As far as who inspired me to write, I owe a lot to a college professor who took me under his wing and, though a tough critic, was very kind, constructive, and encouraging. I would frequently stop by his office, basically pleading for him to help me improve my writing. Fortunately he seemed flattered, and not irritated, by my many visits.
After graduation I needed a job, and after being turned down by every publishing house in New York, that’s when I started working in the technology field. Whenever I went on vacation or could eek out some free time, I would almost always read the latest novels by the great thriller writers at the time.
Is there anything you’d like to talk about? Anything I missed that you would like to share?
Yes, just one more thing.

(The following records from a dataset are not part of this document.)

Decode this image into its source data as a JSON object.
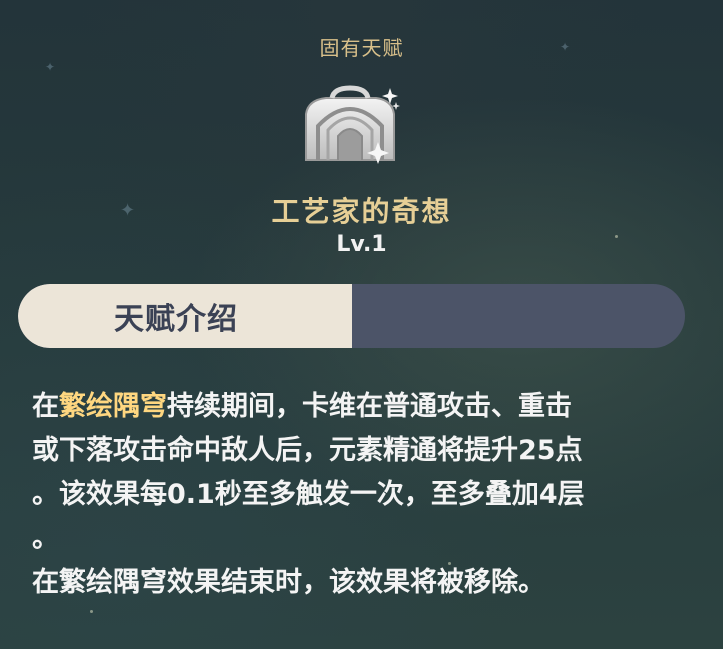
{
  "header": {
    "title": "固有天赋"
  },
  "talent": {
    "icon": "crafted-cottage-icon",
    "name": "工艺家的奇想",
    "level": "Lv.1"
  },
  "tabs": [
    {
      "label": "天赋介绍",
      "active": true
    },
    {
      "label": "",
      "active": false
    }
  ],
  "description": {
    "line1_pre": "在",
    "line1_hl": "繁绘隅穹",
    "line1_post": "持续期间，卡维在普通攻击、重击",
    "line2": "或下落攻击命中敌人后，元素精通将提升25点",
    "line3": "。该效果每0.1秒至多触发一次，至多叠加4层",
    "line4": "。",
    "line5": "在繁绘隅穹效果结束时，该效果将被移除。"
  },
  "colors": {
    "header_gold": "#d9c08a",
    "name_gold": "#e6cf96",
    "highlight": "#ffd780",
    "tab_active_bg": "#ece5d8",
    "tab_inactive_bg": "#4c5468",
    "tab_active_text": "#3b4255"
  }
}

In my research for LETHAL CODE, I was in contact with a number of experts, including some very senior former government officials who’ve read advance copies of my novel. I have to admit I was surprised by how many of them thanked me for providing essentially a “public service announcement.” Indeed, I’ve dedicated LETHAL CODE “To the men and women who work tirelessly in anonymity defending the citizens of the U.S. against cyber attacks every day.” So while I would like readers to find this an entertaining thriller, I also hope it will illuminate the very real dangers our nation now faces.
Thomas Waite was born in Ipswich, Massachusetts. His debut novel, TERMINAL VALUE, was critically praised and reached #1 in Contemporary Books, #1 in Contemporary Fiction, #1 Paid in the Kindle Store, and #1 in Kindle Store Suspense at Amazon. LETHAL CODE is his first in a series of cyber-thrillers. Waite is the board director of, and an advisor to, technology companies in the online security, media, data analytics, cloud computing, mobile, social intelligence, and information technology businesses. His non-fiction work has been published in a number of publications, including The New York Times and the Harvard Business Review. Waite received his bachelor’s degree in English from the University of Wisconsin-Madison and was selected by the English Department to participate in an international study program at the University of Oxford. He now lives in Boston.
To learn more about Thomas, please visit his website.